Stringhalt is really a symptom of possibly many things. My 16 year-old appy raises his left hind really high when he walks. Typically is an injury to the lateral extensor tendon that affects the leg lifting reflex, but may have underlying neurological causes that weaken the muscle. One of these underlying issues could be EPSM--equine polysaccharide storage myopathy, which keeps horses from processing carbohydrates to glucose. A 2005 study found that 86% of draft horses have this.
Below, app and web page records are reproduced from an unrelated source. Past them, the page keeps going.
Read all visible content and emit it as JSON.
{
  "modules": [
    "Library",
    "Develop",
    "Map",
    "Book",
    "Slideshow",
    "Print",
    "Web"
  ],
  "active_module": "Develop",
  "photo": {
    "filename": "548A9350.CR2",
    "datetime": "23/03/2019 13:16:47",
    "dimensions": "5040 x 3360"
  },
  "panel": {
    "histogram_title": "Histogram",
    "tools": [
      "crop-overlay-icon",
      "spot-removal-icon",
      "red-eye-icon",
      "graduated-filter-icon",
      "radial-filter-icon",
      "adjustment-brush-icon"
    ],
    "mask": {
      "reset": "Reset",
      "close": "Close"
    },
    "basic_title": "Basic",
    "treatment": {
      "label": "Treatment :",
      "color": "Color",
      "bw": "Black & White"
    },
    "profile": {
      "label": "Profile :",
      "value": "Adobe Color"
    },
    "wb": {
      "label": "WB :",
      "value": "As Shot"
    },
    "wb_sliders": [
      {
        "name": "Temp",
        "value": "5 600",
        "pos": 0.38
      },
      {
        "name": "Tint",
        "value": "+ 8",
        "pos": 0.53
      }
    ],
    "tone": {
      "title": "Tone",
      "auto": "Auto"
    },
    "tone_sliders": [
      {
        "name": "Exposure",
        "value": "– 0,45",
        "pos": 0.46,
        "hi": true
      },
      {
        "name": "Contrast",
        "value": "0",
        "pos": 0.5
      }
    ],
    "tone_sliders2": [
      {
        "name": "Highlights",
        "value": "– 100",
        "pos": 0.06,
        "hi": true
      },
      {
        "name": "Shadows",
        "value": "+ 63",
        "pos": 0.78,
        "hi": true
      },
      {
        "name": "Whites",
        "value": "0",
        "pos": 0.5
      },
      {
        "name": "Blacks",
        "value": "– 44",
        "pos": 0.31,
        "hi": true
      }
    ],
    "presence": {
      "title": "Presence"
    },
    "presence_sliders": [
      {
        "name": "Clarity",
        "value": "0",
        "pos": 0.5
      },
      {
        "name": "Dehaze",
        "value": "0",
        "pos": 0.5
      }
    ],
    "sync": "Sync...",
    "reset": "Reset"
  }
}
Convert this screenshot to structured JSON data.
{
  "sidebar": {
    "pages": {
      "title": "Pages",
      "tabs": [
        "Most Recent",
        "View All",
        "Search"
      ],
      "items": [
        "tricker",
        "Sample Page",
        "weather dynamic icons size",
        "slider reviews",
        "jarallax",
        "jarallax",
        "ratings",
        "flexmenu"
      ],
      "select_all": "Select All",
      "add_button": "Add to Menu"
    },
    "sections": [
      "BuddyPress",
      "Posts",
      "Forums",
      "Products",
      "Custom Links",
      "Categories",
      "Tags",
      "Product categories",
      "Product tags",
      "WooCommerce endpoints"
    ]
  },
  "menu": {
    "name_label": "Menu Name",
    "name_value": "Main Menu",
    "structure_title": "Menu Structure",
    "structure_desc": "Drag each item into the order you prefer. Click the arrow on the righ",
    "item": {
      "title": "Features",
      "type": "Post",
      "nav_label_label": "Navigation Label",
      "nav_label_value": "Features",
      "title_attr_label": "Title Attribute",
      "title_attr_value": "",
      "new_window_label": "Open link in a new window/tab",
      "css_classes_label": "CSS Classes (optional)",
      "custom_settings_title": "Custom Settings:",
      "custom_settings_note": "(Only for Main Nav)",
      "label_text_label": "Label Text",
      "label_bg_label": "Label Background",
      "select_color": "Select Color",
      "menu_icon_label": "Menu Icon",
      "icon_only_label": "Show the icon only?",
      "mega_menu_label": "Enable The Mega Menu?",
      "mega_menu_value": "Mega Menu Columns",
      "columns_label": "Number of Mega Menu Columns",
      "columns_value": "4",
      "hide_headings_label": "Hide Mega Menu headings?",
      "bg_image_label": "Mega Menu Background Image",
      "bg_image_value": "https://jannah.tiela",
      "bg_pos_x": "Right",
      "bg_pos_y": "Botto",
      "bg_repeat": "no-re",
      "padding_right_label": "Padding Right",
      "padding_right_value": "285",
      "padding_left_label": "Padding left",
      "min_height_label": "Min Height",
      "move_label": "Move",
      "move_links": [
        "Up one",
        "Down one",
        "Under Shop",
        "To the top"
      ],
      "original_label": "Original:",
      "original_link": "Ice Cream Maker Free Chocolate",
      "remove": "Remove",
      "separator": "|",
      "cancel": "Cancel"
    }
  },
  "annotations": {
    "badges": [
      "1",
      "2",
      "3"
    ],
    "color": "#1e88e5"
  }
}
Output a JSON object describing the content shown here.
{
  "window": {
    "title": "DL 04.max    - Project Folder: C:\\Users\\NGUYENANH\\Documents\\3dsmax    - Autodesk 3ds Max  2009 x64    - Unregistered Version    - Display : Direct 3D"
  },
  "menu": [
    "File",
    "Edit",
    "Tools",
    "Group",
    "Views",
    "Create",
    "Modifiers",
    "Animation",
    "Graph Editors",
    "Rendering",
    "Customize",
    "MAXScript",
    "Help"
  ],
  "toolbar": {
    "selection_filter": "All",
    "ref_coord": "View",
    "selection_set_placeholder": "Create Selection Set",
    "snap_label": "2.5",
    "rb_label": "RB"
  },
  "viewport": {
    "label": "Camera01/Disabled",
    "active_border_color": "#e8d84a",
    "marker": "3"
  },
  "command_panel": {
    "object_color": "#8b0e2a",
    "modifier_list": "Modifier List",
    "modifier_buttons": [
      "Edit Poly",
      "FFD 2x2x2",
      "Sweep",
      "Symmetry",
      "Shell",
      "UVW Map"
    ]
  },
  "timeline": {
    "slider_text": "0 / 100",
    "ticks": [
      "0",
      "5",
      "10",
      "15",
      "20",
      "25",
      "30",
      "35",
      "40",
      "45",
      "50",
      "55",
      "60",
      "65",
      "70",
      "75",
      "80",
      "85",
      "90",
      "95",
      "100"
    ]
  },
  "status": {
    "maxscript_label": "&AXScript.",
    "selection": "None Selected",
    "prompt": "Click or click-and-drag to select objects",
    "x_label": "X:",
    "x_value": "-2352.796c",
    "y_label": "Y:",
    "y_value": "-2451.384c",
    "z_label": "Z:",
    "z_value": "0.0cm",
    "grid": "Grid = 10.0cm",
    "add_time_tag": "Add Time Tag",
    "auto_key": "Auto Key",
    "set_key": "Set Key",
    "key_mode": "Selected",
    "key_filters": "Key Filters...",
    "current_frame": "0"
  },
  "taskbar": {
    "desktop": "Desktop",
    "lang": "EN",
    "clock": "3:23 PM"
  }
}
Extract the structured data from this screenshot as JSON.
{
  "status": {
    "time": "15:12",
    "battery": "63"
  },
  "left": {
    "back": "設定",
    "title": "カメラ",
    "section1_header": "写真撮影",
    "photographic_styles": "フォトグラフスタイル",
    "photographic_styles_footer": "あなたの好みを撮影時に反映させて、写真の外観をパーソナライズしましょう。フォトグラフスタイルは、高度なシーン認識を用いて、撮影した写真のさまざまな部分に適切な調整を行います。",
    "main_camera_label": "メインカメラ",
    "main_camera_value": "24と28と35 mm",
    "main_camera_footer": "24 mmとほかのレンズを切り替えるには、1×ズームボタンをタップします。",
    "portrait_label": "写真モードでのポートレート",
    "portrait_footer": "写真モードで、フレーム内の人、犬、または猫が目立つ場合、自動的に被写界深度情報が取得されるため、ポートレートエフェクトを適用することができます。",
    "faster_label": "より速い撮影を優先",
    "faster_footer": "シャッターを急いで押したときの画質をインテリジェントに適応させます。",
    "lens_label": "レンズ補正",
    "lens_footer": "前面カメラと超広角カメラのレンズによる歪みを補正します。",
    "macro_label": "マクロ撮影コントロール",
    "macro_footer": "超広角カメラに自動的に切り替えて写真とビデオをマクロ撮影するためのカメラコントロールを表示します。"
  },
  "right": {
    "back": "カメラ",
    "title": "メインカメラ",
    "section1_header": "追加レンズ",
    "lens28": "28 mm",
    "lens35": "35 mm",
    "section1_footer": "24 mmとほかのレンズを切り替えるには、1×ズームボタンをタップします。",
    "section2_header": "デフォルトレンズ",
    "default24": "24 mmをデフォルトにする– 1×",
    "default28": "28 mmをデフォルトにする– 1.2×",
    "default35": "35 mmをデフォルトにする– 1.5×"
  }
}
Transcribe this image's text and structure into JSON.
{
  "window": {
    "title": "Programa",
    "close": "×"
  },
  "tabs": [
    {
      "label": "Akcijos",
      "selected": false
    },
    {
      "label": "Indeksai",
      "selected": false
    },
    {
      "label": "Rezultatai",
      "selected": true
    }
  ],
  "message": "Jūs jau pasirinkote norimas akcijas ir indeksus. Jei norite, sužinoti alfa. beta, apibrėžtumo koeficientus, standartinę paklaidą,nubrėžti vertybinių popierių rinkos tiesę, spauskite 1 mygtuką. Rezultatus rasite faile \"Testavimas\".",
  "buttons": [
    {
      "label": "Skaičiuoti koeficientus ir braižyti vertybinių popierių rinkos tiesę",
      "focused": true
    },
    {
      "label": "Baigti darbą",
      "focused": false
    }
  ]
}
So here's my question...Does anyone have any experience with moving horses to high fat diets, particularly easy keepers? I've been reading about high fat diets for horses and have just switched Foster to a 20% fat feed (Progressive Nutrition's Pro Advantage High Fat diet). He's an easy keeper and currently on stall rest (moving into arena soon I hope) so he only gets 2 lbs of grain per day and 4 flakes of 20-30% alfalfa/grass. This wouldn't give him an overall 20% fat, but the vet at Progressive Nutrition was worried about weight gain--and yes that is a problem even at this low feed level. If you haven't had an Appy, believe it! Swear the guy can gain 50 pounds in a week.